Matt Chamberlain: drums (CD1: 2, 4, 5, 7, 8; CD2: 2, 3); handclaps (CD2: 2)

Dan Coleman: orchestra conductor (CD1: 1, 2, 6, 7; CD2: 1, 7, 8)

Brad, Josh, Dan, Matt, Jeff, and special guests The Fleurettes: la la la vocals (CD1: 5)

Recorded February 16–28 and May 12–19, 2009, at Ocean Way Studios, Hollywood, CA

Produced by Jon Brion

Engineered by Gregg Koller

Mixed by Gregg Koller and Jon Brion

Pro Tools Engineer: Eric Caudieux

Mastered by Alan Yoshida

Graphic Design by Lawrence Azerrad

Cover photograph: “Drive-In Theatre, Las Vegas, 1987,” by Richard Misrach, courtesy Fraenkel Gallery, Pace/MacGill Gallery and Marc Selwyn Fine Arts

Executive Producer: Robert Hurwitz


Brad Mehldau doesn’t do things by halves and in a year which has also seen the pianist release an ambitious double album with mezzo soprano Anne Sofie von Otter for which he wrote music set to the poems of Sara Teasdale, ee cummings and Philip Larkin, Highway Rider released back in the spring was both a sequel to his earlier album Largo from 2002 reuniting him with rock drummer Matt Chamberlain and producer Jon Brion, but also a way for the pianist to put down a marker by saying “look out I’ve changed”.

And changed he has; far on from his early career as the “new Bill Evans”; a distance on too from his prevailing Gothic impulses or homages to angsty alternative rock bands or doomed songwriters, Highway Rider shows the Brahmsian side of Mehldau leavened with a grasp of the folklore of The Road in American literature and music.

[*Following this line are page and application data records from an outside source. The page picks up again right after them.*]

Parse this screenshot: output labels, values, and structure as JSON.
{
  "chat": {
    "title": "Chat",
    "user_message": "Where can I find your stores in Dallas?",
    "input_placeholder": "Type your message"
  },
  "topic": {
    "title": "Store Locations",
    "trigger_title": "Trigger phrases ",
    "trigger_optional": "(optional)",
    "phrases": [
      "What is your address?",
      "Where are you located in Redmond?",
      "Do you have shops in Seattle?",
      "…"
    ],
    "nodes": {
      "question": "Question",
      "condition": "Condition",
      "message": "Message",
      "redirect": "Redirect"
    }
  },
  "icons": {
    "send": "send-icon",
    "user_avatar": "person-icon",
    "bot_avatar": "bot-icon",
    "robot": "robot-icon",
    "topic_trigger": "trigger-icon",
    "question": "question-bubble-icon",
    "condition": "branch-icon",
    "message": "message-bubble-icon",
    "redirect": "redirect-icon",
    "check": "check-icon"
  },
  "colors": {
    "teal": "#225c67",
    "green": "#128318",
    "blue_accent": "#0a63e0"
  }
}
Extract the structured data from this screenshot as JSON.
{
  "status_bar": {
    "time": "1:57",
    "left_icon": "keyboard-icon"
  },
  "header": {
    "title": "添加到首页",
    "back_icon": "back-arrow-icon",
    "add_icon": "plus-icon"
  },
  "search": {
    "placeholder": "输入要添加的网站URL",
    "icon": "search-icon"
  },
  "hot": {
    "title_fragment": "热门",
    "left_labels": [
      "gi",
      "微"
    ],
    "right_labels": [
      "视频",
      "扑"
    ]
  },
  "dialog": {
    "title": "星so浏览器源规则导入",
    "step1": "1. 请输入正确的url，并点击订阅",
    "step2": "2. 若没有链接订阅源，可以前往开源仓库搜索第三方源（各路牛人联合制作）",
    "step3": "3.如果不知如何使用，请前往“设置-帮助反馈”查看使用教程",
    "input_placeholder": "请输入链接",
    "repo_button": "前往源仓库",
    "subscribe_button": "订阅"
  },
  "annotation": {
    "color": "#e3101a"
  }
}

As Mehldau told Jazzwise’s Selwyn Harris in the April issue: “There is a journey idea to the record, and a cyclical element – leaving home, travelling, and returning home.”

While he might not be a Travis-type figure, a mysterious traveller, and Highway Rider is hardly Mehldau’s version of Paris Texas, nonetheless the double album is an intriguing and even sentimental take on his notion of America, distinct from say Pat Metheny’s. His is less about sweeping prairies and wide-open landscapes and Mehldau particularly with his “protagonist” Joshua Redman casts a wary eye on a fast disappearing nation passing by; he always keeps his critical faculties alert even in whimsier mode.

Mehldau with the Britten Sinfonia during the recent London Jazz Festival opened up the work to new pastures and the woodwind textures particularly came out even more strongly than they do on the record, while drummers Jeff Ballard and Matt Chamberlain demonstrated a rapport that they also hinted at on the record. Mehldau returns with a live solo album in January, a more sober outing at times than Highway Rider which despite the lighter atmosphere, nonetheless impressed Jazzwise writers by showing another side to the increasingly influential Mehldau.

Stephen Graham (Jazzwise)